* _Assigned task_
Across the following data, state how many lines include the word "weekday". Provide the number alone.

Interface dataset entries
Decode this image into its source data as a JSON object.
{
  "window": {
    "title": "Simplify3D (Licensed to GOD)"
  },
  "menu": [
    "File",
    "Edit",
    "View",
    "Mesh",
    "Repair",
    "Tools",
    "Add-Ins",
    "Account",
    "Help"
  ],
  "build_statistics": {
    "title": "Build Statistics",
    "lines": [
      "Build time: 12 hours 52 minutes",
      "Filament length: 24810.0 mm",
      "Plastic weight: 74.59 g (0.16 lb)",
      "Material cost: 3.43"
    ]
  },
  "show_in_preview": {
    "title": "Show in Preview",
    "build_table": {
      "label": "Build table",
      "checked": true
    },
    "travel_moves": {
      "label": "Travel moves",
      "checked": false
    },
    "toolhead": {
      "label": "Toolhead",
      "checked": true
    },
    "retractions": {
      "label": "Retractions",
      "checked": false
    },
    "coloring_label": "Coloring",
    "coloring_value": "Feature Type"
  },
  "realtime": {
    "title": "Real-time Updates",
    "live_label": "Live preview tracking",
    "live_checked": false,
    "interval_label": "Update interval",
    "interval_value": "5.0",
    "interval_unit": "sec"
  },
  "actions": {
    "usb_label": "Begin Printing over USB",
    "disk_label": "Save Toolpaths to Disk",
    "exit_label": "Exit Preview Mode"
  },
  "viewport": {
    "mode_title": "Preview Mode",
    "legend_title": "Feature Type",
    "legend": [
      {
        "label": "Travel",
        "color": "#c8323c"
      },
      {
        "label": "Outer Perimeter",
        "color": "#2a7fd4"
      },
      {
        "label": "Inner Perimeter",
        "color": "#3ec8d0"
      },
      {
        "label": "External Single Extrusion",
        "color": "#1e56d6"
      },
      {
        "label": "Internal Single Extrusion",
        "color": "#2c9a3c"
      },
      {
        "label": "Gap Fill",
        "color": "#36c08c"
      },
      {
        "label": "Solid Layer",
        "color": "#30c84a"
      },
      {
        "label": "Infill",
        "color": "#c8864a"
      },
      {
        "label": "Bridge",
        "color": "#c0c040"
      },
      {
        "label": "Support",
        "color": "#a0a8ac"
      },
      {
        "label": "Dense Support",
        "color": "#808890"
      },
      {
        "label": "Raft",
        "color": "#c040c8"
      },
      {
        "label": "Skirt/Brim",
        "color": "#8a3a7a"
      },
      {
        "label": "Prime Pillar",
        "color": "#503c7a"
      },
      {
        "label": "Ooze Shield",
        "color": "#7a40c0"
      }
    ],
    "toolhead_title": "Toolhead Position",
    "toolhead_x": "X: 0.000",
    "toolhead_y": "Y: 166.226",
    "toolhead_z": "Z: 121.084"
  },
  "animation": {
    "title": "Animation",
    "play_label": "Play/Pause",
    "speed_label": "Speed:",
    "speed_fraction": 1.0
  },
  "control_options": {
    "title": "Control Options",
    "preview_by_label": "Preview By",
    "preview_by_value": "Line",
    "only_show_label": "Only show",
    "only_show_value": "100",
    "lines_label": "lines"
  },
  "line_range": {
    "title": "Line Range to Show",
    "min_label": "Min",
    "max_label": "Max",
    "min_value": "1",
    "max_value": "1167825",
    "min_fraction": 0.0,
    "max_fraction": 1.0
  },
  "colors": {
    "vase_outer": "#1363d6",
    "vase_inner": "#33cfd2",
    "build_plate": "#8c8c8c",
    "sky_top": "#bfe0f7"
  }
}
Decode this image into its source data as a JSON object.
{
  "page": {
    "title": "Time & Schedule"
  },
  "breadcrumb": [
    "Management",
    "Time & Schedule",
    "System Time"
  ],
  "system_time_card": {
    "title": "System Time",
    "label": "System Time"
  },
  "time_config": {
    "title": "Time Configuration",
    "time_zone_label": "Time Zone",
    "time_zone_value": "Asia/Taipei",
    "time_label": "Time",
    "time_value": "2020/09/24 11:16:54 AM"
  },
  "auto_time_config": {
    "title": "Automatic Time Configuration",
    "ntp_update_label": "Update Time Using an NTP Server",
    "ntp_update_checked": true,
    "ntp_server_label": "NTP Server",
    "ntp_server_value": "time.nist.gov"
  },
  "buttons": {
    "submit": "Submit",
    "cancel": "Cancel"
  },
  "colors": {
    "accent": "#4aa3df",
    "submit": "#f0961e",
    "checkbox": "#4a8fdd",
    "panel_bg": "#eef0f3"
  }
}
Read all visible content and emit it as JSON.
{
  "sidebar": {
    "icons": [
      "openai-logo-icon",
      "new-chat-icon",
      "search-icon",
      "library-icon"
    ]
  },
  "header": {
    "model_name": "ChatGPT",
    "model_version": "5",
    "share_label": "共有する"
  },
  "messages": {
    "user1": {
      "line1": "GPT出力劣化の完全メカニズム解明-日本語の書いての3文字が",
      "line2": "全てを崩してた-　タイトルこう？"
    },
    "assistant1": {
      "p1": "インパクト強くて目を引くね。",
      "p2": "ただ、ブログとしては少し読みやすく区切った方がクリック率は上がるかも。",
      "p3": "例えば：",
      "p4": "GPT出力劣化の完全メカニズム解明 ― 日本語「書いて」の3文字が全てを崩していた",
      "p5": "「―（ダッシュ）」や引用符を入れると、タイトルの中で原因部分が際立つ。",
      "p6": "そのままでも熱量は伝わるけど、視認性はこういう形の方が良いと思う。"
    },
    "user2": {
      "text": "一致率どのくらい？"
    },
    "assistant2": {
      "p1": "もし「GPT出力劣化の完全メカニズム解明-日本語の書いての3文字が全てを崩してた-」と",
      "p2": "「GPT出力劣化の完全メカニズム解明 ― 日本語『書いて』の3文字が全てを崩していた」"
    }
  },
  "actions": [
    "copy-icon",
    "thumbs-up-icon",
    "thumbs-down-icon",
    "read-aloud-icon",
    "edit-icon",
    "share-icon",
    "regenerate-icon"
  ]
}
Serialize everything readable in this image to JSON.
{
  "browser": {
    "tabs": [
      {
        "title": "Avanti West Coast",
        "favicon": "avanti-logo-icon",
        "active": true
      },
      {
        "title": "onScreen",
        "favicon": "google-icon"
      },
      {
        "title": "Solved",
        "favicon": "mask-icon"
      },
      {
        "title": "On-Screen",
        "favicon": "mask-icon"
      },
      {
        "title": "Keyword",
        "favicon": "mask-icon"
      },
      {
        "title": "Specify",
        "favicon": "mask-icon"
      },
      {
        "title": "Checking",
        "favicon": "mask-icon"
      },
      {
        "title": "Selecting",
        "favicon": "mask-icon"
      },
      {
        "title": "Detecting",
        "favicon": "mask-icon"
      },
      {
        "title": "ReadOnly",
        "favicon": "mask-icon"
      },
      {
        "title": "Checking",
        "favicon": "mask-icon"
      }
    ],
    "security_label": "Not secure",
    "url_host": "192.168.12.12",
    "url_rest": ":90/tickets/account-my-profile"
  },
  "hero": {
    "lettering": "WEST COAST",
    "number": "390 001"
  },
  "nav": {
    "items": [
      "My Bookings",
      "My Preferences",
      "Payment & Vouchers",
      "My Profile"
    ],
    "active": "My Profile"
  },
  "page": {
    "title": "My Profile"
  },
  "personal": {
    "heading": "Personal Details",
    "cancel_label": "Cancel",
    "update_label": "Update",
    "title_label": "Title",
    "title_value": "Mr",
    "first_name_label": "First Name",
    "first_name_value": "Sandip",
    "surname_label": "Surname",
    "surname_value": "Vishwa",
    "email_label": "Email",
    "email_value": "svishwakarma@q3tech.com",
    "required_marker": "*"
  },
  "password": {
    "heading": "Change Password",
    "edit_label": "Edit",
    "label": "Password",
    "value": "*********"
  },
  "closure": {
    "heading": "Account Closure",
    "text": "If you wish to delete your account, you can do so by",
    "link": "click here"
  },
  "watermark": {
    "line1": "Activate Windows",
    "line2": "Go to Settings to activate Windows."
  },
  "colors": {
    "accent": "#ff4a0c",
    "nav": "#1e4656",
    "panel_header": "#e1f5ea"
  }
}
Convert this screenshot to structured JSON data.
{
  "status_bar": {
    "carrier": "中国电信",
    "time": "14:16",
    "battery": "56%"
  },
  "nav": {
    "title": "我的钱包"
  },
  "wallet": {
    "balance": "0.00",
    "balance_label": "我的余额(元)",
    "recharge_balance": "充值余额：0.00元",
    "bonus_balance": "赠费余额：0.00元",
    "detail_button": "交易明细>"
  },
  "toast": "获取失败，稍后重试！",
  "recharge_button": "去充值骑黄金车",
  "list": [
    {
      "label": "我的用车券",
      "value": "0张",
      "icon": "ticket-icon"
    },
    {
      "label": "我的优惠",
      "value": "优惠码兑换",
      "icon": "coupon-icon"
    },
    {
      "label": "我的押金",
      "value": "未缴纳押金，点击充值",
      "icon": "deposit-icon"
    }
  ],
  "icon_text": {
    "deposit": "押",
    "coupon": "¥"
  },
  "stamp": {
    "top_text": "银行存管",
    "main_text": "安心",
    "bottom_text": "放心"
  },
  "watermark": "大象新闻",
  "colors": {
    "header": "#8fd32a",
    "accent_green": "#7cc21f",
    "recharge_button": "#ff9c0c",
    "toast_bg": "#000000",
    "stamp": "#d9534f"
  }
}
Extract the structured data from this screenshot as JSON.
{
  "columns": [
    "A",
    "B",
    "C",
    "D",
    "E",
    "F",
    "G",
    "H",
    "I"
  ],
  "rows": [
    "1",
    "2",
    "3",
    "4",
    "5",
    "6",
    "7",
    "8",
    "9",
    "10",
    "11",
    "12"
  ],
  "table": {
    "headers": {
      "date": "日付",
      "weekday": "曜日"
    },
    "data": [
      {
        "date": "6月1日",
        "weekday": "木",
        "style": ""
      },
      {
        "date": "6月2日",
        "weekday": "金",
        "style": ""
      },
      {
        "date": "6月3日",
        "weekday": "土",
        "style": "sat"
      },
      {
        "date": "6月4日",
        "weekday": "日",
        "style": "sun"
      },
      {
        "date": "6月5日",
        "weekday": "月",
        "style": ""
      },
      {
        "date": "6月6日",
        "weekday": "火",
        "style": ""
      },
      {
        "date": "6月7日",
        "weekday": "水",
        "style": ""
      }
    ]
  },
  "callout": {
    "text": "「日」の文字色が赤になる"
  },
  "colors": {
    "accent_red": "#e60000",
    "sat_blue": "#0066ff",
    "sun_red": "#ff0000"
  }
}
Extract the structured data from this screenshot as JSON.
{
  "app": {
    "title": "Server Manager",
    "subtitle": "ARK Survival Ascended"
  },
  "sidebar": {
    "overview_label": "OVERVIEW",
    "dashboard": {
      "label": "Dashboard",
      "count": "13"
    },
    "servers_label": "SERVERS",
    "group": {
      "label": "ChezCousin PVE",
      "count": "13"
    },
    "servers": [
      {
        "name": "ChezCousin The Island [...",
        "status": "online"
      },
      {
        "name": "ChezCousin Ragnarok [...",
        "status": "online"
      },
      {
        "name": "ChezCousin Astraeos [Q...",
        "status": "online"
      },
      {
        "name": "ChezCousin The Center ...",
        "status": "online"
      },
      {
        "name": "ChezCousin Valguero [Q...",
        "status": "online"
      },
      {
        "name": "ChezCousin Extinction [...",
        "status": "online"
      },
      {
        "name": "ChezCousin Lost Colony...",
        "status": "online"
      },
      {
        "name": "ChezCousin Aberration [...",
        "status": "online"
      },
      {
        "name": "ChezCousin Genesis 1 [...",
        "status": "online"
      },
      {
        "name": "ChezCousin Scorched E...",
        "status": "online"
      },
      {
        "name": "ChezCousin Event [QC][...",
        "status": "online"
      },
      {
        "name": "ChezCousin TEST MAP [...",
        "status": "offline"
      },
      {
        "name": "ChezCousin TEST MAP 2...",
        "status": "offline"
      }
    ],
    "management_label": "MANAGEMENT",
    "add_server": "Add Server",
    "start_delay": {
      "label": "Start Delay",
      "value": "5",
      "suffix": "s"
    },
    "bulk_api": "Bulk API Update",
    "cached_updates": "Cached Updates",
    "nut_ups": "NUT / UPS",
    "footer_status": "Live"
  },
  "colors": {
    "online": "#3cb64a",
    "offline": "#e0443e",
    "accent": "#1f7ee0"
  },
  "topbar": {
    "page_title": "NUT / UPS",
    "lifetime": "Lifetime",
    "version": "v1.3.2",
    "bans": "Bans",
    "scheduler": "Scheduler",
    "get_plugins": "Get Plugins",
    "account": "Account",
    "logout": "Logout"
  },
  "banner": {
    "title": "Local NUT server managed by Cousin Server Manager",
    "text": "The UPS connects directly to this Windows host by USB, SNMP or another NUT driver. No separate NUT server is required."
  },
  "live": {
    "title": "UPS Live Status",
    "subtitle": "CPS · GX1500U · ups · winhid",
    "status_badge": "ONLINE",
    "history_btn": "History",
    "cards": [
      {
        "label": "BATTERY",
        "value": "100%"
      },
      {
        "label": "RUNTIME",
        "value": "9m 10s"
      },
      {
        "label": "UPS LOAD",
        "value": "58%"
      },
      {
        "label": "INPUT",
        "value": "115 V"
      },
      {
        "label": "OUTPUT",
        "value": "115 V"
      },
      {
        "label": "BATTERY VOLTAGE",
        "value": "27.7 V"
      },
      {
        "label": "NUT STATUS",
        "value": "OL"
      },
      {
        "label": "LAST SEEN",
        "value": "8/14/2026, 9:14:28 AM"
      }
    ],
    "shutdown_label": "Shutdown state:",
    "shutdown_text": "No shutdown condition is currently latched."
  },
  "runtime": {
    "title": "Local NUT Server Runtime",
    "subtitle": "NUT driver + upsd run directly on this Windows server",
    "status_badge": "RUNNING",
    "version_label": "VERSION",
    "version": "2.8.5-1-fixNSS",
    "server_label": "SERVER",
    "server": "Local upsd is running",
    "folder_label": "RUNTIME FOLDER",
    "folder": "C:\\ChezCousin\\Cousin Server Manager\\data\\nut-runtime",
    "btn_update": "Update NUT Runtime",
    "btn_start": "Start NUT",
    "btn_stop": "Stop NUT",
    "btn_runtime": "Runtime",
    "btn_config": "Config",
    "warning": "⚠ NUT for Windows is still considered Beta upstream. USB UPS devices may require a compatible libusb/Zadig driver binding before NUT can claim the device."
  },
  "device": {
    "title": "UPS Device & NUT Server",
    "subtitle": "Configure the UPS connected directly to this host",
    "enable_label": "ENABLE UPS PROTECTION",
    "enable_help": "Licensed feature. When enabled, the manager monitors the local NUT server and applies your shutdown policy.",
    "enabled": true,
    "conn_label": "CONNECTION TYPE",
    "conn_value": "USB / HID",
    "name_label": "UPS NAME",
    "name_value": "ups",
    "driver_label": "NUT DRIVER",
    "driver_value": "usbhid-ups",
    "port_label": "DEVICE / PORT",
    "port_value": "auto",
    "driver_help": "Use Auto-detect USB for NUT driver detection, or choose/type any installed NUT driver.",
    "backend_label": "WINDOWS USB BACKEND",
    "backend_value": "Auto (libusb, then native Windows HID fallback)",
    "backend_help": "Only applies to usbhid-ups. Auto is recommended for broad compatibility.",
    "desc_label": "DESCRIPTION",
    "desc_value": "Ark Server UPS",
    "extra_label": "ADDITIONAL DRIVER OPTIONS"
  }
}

* _Answer to the exercise_
8